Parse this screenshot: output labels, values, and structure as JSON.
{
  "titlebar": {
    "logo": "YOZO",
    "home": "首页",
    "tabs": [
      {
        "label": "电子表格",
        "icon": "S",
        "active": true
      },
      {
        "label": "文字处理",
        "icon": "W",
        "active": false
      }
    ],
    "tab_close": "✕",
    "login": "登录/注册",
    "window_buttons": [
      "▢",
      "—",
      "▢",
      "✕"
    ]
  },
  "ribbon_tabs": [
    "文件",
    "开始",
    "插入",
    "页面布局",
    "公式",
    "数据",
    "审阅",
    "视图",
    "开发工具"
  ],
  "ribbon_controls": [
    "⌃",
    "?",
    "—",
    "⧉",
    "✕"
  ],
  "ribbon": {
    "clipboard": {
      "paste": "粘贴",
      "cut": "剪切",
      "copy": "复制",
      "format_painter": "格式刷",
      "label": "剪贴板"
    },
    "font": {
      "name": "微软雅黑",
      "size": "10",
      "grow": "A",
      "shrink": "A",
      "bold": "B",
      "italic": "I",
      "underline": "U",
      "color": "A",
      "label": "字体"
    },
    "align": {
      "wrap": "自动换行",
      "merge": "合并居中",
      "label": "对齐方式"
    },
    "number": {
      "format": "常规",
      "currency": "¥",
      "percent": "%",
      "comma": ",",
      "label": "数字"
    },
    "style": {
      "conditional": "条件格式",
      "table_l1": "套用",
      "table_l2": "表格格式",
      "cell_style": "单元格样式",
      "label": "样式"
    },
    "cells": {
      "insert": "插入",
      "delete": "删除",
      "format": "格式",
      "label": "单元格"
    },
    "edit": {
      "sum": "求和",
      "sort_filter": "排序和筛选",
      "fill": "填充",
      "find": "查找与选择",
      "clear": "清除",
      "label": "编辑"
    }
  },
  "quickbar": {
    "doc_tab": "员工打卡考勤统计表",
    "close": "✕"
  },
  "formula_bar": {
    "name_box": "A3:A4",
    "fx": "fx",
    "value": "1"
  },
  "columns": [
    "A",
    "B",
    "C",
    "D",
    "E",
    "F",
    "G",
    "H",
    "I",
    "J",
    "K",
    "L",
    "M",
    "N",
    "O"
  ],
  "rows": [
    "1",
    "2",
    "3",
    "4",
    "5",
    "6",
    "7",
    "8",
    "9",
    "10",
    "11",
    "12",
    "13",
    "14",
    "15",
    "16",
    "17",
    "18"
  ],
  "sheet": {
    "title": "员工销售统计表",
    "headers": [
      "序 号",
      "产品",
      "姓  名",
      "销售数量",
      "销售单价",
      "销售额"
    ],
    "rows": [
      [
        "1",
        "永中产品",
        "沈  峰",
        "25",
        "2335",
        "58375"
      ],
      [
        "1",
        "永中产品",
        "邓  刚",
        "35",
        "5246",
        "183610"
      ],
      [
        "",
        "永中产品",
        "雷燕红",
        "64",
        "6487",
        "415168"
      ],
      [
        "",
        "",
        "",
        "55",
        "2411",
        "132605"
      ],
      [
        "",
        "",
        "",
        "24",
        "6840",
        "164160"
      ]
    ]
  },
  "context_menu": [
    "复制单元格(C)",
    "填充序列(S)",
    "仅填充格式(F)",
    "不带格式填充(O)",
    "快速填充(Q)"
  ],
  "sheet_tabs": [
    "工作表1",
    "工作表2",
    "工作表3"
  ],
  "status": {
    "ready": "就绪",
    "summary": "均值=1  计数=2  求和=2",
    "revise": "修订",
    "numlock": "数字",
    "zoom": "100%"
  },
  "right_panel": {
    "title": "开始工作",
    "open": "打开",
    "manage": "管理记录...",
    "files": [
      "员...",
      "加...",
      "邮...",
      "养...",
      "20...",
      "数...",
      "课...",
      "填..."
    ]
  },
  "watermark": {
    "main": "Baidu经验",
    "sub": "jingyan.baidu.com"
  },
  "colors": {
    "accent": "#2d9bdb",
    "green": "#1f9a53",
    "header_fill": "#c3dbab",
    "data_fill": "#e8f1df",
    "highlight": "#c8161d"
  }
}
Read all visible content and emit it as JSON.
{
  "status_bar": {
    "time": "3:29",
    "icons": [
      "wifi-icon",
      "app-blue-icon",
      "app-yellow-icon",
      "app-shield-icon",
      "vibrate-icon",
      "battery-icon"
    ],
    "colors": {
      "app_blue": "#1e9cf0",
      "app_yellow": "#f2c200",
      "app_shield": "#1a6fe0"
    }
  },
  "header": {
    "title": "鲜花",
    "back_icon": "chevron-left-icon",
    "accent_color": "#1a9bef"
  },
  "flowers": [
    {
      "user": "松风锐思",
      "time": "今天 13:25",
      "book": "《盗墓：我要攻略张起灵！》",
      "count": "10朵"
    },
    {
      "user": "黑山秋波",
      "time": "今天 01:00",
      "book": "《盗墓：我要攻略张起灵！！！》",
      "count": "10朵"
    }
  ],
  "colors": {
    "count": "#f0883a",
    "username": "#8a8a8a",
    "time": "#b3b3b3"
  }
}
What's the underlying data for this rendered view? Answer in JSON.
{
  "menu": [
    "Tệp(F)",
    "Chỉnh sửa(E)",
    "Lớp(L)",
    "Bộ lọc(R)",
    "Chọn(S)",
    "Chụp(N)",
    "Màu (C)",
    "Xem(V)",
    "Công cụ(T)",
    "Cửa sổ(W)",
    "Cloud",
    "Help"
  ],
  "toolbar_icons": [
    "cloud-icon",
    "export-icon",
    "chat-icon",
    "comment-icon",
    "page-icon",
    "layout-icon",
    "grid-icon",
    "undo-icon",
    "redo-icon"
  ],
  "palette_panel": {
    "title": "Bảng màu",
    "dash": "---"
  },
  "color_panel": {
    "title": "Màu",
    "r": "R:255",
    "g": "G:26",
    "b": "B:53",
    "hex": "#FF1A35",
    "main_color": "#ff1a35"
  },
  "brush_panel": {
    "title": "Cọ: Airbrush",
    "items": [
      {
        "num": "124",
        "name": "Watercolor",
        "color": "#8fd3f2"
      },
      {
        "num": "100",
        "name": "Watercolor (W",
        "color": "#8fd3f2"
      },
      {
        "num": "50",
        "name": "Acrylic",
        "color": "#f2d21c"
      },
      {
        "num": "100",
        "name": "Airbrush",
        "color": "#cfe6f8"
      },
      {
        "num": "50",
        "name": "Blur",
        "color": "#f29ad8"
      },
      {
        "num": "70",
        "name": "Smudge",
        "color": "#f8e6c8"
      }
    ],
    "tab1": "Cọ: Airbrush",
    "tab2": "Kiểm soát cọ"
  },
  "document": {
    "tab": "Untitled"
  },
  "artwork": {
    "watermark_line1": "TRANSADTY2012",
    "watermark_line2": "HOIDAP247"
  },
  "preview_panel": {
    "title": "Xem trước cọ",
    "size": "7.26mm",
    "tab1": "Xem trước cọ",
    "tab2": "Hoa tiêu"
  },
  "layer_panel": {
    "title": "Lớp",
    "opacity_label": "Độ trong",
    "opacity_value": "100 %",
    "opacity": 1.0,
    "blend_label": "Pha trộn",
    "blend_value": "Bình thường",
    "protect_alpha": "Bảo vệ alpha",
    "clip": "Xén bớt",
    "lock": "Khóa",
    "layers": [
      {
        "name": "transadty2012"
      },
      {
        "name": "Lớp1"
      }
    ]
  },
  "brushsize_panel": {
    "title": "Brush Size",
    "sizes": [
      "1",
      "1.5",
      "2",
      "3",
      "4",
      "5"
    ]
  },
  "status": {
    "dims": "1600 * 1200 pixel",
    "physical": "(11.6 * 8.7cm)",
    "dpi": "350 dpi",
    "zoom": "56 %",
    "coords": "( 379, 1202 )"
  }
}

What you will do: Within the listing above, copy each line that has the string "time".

Exercise answer:
    "time": "3:29",
      "time": "今天 13:25",
      "time": "今天 01:00",
    "time": "#b3b3b3"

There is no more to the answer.